#### Your instructions
The answer is every line of the records that holds the word "JSON", copied in full.

#### Given entries
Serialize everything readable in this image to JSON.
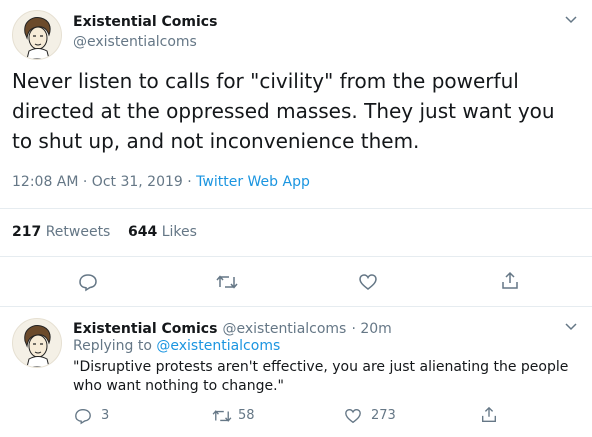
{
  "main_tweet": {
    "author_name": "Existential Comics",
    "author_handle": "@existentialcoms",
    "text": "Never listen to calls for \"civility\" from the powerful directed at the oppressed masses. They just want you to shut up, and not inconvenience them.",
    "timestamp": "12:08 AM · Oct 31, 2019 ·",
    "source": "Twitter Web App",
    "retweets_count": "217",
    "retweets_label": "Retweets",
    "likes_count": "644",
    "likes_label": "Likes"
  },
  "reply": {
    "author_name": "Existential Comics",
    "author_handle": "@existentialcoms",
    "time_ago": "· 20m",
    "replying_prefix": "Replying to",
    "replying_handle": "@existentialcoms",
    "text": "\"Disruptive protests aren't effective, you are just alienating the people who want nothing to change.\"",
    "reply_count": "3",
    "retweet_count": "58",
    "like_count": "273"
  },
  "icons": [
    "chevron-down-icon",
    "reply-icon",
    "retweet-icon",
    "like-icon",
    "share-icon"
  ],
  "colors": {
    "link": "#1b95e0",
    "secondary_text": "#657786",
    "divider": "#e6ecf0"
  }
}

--

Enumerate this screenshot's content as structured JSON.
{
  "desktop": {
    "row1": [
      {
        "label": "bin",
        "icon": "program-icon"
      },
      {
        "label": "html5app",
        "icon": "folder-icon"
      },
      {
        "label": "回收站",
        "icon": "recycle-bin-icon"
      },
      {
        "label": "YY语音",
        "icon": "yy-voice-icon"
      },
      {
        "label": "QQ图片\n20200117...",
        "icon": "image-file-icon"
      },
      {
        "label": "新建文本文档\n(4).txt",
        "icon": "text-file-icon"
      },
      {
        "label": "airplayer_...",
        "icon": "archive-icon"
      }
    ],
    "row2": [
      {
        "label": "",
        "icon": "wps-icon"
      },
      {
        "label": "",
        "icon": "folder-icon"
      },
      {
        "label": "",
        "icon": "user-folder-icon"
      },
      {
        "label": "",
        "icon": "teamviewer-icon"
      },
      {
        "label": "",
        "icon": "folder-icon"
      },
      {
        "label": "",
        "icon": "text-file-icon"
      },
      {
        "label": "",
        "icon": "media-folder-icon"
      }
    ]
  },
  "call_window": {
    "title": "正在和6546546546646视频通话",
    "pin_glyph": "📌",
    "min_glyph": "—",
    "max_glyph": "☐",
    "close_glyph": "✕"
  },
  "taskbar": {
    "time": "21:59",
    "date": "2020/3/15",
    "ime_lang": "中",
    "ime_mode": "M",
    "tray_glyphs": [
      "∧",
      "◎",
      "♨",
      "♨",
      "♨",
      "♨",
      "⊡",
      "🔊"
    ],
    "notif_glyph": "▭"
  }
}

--

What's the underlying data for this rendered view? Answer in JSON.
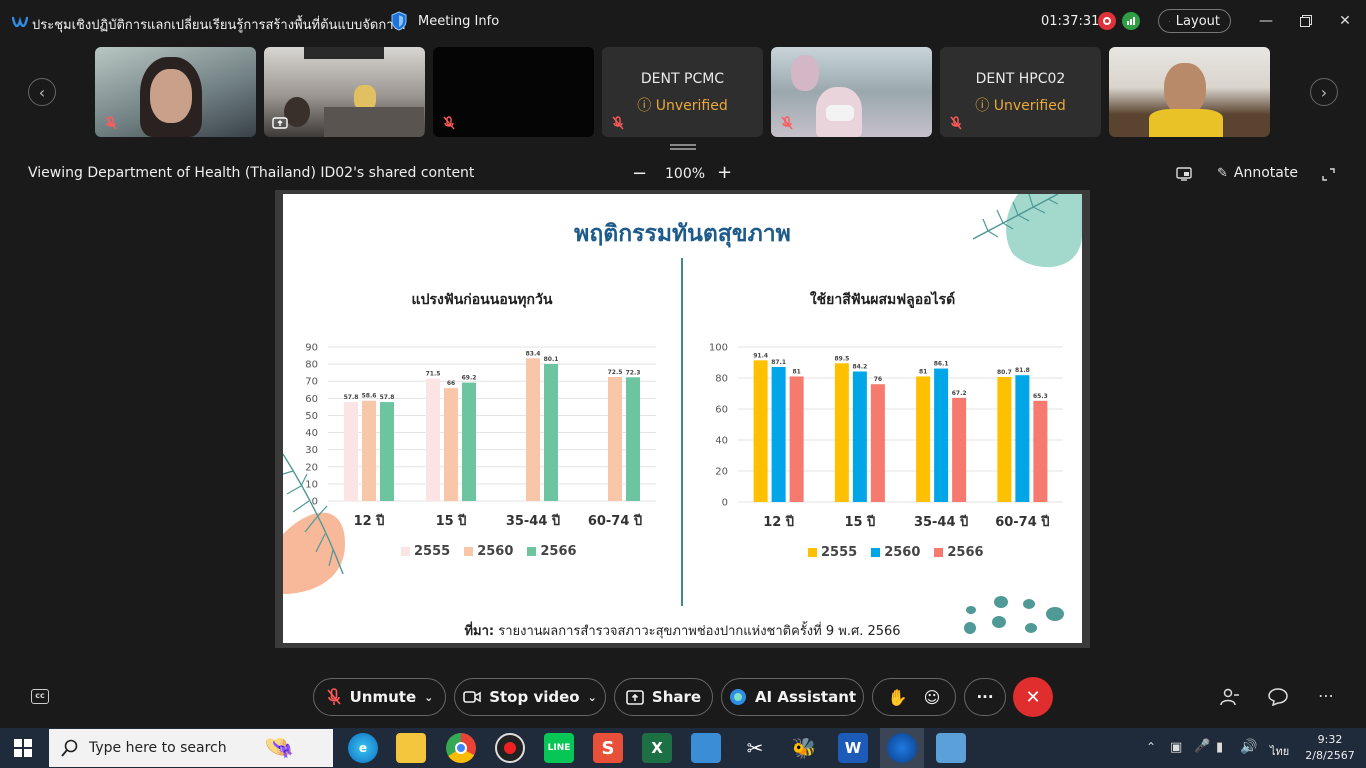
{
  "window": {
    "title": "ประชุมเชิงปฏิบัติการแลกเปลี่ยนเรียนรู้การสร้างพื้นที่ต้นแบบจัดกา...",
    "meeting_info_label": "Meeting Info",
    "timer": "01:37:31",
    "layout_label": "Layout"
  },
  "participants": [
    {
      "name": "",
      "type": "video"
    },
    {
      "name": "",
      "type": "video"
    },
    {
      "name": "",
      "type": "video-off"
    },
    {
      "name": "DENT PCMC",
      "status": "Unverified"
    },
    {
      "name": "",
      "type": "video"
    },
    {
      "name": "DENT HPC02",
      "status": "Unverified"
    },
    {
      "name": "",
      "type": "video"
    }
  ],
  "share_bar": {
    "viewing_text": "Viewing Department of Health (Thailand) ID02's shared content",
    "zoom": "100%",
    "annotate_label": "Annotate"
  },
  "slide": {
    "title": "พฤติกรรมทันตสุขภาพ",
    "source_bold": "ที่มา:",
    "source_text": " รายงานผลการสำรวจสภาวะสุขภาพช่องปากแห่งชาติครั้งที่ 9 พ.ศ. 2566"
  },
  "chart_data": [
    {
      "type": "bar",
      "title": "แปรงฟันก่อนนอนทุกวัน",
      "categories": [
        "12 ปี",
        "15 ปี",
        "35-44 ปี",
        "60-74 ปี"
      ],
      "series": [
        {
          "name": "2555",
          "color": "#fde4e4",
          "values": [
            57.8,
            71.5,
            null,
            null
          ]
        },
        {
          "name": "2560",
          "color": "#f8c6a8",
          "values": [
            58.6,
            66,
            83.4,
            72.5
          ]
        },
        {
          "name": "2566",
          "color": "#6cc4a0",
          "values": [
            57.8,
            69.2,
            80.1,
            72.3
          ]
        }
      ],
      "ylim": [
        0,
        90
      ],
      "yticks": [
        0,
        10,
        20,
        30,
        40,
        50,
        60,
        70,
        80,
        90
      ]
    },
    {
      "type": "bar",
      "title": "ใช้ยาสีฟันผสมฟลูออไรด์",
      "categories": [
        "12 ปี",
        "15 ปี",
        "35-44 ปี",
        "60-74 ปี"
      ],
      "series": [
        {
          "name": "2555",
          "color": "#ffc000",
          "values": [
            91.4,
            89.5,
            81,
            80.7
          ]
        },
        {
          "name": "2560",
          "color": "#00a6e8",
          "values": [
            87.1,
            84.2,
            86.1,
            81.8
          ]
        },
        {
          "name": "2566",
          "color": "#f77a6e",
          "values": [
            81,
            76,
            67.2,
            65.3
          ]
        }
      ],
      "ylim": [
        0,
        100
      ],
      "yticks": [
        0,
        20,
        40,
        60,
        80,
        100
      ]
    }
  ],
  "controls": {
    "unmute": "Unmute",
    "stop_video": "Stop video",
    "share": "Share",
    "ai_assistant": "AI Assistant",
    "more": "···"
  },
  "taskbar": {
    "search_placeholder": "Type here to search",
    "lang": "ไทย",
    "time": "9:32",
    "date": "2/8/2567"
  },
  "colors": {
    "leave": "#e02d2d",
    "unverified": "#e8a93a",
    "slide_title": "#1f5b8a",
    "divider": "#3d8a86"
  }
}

#### Problem solution
Serialize everything readable in this image to JSON.
Enumerate this screenshot's content as structured JSON.
What's the underlying data for this rendered view? Answer in JSON.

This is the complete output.